I am pleased to see that the first International Symposium on Visually-Induced Motion Sickneess, Fatigue, and Epileptic Seizure (VIMS) is being held in Hong Kong this December (2007). Because thousands of children were stricken by epileptic seizures during and immediately after a popular Pokemon movie in theaters following a short strobing segment a number of years ago, the scientific community finally became interested in this important new area of brain science. A brand new American movie may produce a smaller effect, if the scientific community pays attention. The movie is American Gangster, and it too includes a short strobing segment.I welcome further discussions on this topic. Taken from a discussion at November 4, 2007

Note: Scroll down to see previous article which is what she was responding to.

Invisible Reading Problem, Easy Solution

Arizona newspaper article by Paula Abromovitz, Irlen diagnostician

Books For Children Introduce Them to Irlen Syndrome Symptoms and Irlen Filters

A 24 page book is “Bratty-Cat, Blinky-Roo, and Snooze-Bear” by Susan R. Smith. It is not available from Amazon; it is available from second book is “Jamie Lee and the Magic Glasses” by Jay Luthy. I recommend this book highly. It is excellent for sharing in front of a classroom or a child can be allowed to read it to learn about Irlen Syndrome. It is printed in a large format with big print and is very colorful.

My expectation that Walt Disney was dyslexic was correct

disney.JPGI saw a Disney print last week that I really like. It shows Mickey Mouse doing a self portrait, but the character on the portrait is Walt Disney, his creator. The question becomes who is who’s alter ego. Walt was quoted as saying “It’s kind of fun to do the impossible.”

I heard some time ago that Disney theme park buildings were specially constructed to convey perspective or height. Disney imagineers created an illusion by utilizing forced perspective.

As you enter Main Street USA from the railroad tunnels, the buildings on each side of the street are not full scale. They actually get smaller as they rise. First floors are approximately 12 feet high, the 2nd floors are about 10 feet high and 3rd floors are about 8 feet high. In fact 1st floors are at 3/4 scale. Second floors are at 5/8 scale, and 3rd floors are at 1/2 scale. Imagineers designed the buildings this way so they would fit the scale of the park. So the apparent height of the buildings is an illusion engineered through the set-designers’ forced perspective. This creates the impression of tallness in buildings of modest, domestic height. This toytown scale – impossible in the real world- gives adults the same feeling of mastery and control that children feel when playing with dollhouses or miniature villages or a model-train layout.

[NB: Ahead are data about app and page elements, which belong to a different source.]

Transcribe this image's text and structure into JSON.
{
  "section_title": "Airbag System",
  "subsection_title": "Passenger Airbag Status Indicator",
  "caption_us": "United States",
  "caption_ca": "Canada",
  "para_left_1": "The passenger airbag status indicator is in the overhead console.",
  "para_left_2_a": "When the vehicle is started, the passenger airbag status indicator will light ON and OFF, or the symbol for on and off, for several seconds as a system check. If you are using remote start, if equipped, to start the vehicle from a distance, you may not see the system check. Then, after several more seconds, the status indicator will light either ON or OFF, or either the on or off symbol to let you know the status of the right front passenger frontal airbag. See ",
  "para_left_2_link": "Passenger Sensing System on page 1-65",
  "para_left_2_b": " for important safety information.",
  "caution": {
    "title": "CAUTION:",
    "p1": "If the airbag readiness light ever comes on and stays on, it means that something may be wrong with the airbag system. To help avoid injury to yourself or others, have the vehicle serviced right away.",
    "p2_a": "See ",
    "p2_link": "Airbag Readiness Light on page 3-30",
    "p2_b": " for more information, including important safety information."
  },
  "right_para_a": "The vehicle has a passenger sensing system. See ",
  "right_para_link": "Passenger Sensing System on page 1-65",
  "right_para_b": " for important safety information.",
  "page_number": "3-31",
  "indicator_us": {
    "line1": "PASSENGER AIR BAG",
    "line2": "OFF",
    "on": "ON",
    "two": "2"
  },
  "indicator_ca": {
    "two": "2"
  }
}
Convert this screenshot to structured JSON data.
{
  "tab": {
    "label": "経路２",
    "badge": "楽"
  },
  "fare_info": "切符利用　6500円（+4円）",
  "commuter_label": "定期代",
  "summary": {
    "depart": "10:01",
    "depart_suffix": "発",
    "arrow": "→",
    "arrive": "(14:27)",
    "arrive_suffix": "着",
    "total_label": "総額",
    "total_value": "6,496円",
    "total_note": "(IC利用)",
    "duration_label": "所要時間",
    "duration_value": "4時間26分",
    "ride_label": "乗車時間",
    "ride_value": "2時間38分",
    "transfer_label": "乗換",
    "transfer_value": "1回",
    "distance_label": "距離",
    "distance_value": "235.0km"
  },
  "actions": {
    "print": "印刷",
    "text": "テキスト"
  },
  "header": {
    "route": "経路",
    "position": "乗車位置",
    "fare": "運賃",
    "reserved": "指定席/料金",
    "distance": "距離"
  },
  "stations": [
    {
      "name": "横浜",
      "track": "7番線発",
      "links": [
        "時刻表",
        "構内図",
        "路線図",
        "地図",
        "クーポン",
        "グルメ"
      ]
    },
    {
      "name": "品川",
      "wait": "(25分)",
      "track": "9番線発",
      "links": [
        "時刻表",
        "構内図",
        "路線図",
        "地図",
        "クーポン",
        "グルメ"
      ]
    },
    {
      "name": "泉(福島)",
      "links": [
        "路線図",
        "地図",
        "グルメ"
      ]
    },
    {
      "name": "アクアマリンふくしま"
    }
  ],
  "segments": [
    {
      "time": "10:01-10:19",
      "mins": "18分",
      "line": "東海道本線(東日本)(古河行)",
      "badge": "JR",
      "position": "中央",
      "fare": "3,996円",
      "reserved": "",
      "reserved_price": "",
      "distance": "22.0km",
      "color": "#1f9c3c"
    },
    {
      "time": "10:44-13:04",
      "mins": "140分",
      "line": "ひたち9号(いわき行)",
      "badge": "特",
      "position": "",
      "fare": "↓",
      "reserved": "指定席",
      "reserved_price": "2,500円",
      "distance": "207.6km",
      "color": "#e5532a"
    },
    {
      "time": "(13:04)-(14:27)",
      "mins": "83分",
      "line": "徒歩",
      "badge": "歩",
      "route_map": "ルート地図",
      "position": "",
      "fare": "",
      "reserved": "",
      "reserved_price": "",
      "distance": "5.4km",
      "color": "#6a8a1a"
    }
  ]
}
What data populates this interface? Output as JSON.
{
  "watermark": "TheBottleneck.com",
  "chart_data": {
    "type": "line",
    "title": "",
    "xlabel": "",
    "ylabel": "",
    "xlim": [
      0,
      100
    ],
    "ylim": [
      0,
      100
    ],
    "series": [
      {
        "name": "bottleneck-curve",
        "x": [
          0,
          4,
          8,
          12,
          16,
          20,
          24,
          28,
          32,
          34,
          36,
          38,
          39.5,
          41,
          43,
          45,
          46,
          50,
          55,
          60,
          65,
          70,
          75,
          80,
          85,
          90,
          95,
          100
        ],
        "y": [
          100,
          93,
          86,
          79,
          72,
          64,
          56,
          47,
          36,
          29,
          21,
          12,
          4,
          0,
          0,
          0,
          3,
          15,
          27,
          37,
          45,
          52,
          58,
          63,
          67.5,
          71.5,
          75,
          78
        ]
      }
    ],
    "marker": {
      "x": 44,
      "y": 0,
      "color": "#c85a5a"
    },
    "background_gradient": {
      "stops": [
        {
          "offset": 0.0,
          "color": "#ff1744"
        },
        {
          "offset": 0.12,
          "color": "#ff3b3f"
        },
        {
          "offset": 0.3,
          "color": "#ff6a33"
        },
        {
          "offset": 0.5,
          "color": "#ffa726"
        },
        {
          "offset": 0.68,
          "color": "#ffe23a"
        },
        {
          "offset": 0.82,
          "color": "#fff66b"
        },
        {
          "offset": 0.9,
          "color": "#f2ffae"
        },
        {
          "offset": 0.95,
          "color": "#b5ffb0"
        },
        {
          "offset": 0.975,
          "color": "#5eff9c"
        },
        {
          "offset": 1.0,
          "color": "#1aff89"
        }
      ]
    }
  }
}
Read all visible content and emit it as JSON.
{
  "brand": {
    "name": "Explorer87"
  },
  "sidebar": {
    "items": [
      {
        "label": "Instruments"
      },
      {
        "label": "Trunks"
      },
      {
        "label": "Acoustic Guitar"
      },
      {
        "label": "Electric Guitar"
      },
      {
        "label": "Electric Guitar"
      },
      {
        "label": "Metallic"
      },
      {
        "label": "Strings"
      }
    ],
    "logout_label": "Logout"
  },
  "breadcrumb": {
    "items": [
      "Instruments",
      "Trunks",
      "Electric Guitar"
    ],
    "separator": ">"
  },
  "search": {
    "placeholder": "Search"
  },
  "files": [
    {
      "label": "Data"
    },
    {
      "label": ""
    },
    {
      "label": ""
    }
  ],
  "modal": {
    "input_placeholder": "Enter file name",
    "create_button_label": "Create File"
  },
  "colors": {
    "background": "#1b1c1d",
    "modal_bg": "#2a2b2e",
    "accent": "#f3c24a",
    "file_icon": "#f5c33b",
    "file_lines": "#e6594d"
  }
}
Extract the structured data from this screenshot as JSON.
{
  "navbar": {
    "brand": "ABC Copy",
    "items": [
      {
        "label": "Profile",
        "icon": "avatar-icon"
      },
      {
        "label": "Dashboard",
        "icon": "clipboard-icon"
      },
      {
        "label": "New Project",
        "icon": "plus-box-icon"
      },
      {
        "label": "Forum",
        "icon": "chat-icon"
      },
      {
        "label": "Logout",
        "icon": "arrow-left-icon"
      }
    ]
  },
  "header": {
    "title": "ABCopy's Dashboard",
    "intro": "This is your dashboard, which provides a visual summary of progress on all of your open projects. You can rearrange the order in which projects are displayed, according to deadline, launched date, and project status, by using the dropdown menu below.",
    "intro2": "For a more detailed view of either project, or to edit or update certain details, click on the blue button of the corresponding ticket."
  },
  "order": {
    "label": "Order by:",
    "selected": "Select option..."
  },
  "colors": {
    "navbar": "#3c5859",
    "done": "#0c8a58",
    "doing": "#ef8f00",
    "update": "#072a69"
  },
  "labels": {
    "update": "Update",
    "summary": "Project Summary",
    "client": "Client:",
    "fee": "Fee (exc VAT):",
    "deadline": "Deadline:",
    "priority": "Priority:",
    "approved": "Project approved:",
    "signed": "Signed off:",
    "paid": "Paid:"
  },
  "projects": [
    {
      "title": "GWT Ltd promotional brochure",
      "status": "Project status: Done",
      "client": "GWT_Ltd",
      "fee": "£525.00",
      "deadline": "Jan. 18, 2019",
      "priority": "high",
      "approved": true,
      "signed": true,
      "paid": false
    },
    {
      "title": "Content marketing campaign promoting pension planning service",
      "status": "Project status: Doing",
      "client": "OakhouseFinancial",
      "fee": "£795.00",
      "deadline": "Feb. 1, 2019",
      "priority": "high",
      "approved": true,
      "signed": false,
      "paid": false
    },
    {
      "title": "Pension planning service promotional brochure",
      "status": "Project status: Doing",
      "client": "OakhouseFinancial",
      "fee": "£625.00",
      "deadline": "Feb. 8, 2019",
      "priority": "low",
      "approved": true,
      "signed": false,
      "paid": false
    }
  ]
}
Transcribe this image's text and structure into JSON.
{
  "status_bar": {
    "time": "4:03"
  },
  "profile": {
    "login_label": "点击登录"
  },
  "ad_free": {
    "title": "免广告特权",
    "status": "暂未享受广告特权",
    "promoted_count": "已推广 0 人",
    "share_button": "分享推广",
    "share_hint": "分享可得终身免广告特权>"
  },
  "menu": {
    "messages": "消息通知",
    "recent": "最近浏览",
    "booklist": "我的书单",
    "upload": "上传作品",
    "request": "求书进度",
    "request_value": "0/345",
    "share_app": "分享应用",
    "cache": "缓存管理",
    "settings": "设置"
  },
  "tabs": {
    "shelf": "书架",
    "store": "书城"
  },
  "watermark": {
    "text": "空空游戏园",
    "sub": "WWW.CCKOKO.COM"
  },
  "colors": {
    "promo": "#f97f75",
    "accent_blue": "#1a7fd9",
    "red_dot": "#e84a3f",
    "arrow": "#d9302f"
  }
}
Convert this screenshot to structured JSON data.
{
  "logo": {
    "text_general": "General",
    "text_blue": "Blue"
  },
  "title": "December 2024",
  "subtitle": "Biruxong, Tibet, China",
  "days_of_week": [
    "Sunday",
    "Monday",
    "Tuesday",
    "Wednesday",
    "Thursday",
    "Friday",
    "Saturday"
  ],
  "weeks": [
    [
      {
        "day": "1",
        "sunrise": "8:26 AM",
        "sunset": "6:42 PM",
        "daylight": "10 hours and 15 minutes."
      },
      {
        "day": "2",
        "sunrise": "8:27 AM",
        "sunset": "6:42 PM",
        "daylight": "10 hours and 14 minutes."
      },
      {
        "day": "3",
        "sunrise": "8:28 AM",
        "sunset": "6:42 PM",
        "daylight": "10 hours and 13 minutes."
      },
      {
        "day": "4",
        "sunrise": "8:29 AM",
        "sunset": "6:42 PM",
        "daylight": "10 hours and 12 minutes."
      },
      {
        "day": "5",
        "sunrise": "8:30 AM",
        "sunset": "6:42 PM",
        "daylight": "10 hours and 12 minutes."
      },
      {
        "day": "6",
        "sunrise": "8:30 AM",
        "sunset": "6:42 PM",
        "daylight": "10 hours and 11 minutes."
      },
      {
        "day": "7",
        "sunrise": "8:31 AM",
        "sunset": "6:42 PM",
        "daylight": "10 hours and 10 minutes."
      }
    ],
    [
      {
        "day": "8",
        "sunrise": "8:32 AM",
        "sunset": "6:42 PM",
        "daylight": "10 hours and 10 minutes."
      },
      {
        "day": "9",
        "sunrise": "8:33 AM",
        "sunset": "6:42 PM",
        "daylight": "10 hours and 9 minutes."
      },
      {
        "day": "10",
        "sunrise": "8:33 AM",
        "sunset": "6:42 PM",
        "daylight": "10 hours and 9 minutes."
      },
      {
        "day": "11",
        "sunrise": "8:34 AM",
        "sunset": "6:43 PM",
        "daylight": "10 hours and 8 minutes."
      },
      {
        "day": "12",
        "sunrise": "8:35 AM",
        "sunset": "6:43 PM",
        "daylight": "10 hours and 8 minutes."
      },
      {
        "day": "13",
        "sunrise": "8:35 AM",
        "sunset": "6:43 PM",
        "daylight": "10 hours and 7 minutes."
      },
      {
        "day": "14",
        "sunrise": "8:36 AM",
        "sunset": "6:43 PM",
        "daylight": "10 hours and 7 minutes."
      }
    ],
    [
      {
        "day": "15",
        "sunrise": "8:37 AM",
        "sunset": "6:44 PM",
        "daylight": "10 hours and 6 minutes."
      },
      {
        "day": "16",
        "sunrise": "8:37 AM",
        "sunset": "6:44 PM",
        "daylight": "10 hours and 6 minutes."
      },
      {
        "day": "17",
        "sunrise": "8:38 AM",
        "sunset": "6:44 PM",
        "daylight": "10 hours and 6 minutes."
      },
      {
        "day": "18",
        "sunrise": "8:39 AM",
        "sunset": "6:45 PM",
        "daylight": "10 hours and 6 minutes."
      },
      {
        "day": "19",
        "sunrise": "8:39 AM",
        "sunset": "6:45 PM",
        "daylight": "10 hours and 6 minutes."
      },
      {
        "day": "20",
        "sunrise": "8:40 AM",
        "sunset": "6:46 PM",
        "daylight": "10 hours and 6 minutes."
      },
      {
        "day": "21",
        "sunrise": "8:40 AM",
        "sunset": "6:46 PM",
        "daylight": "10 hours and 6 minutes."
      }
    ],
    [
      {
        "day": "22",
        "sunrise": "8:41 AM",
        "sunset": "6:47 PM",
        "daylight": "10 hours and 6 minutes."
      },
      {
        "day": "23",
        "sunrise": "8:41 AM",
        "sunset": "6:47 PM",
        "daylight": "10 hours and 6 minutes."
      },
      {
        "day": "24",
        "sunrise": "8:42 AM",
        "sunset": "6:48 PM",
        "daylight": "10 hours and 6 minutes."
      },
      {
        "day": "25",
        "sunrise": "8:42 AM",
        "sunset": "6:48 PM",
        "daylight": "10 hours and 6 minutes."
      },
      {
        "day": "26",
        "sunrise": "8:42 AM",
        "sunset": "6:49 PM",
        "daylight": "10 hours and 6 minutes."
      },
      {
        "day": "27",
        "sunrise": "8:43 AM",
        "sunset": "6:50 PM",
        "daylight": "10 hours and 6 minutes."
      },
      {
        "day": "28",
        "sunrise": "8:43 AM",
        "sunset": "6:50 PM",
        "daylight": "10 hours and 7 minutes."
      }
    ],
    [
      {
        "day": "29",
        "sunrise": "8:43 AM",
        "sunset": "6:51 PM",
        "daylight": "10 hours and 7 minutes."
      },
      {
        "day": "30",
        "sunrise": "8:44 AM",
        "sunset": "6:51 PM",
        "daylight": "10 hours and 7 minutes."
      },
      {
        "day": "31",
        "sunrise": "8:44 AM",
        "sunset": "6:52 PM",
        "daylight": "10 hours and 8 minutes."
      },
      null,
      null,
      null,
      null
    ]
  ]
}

At first I wondered if Walt Disney failed to see with proper perspective, but in the final analysis it seems this was a common design illusion of the day. I suggest clicking on forced perspective to read about this illusion method’s use in move production.